EXERCISE OBJECTIVE ::
Go through the listing and copy each line with the string "Selection".

EXERCISE MATERIAL ::
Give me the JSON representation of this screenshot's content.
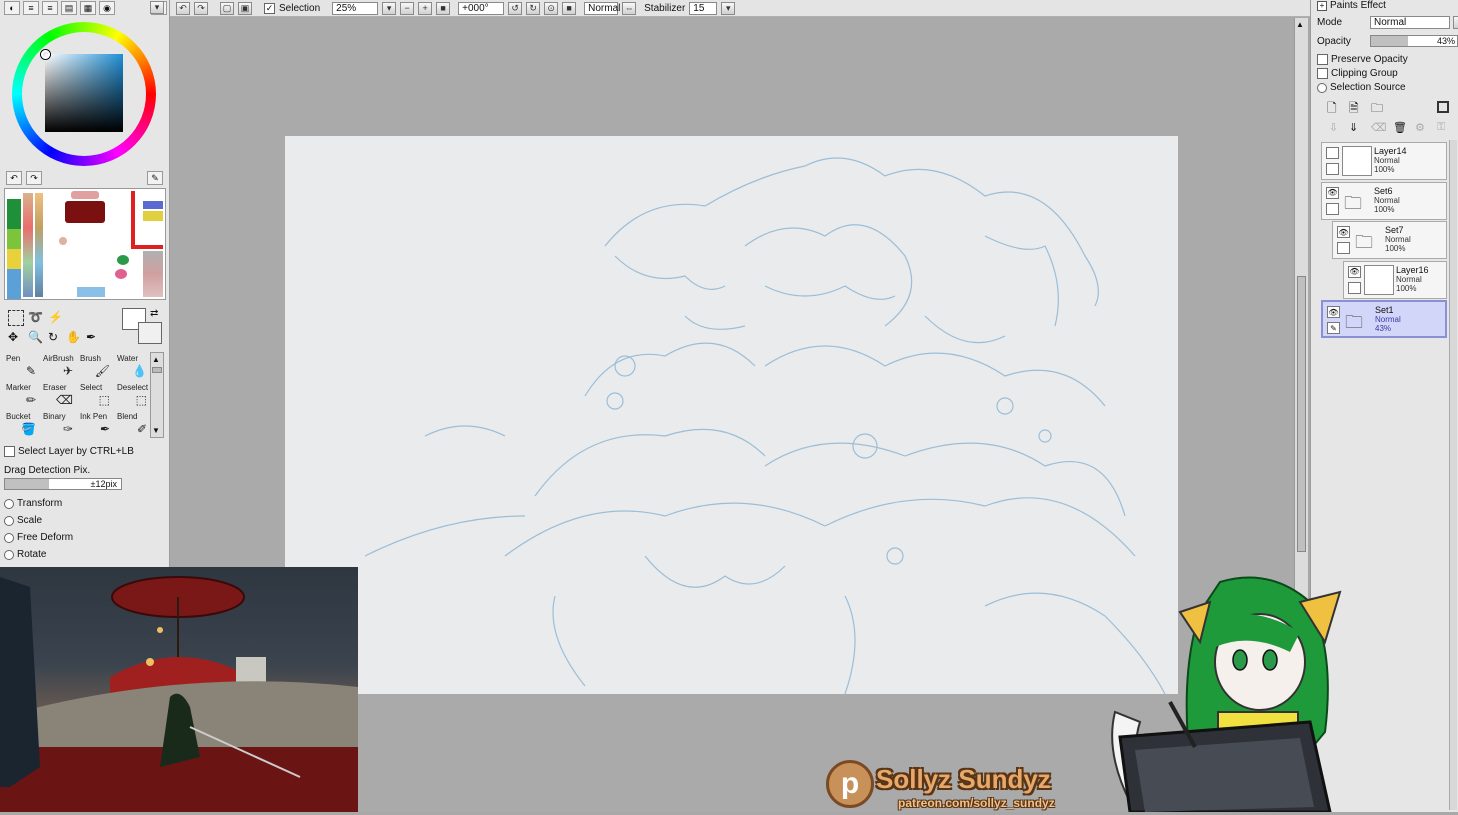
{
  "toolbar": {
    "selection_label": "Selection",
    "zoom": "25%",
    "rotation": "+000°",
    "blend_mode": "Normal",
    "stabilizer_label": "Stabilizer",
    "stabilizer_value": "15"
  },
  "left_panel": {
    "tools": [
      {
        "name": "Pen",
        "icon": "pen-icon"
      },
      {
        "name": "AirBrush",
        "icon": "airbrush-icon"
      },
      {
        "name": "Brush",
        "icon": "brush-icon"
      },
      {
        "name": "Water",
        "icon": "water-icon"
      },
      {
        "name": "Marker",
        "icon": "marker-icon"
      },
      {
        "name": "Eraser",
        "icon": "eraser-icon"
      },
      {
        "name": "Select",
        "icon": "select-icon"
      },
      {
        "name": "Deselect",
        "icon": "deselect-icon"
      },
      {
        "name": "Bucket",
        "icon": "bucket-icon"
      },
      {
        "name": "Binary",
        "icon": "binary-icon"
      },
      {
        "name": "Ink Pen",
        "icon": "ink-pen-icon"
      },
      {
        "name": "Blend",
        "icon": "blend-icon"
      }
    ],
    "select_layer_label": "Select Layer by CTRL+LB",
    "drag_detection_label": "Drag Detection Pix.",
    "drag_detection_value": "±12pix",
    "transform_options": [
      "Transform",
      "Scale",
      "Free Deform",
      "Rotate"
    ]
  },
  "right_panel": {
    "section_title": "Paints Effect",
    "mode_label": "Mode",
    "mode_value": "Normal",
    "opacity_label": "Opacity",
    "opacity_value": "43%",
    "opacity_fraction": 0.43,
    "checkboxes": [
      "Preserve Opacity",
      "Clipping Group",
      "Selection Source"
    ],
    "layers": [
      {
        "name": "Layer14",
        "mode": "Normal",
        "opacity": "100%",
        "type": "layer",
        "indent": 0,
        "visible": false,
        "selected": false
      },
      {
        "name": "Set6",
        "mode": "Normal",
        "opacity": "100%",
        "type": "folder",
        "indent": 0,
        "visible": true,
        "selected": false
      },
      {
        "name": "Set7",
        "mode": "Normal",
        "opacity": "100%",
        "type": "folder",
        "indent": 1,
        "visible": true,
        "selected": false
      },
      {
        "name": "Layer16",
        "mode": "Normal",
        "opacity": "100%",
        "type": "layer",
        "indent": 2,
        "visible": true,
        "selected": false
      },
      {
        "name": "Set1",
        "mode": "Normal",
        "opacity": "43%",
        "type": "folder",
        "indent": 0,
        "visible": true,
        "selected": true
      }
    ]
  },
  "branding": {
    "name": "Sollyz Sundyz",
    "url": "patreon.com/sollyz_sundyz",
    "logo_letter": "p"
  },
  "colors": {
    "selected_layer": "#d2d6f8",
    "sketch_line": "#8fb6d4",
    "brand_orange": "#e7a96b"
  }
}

SOLUTION TO THIS TASK ::
    "selection_label": "Selection",
      "Selection Source"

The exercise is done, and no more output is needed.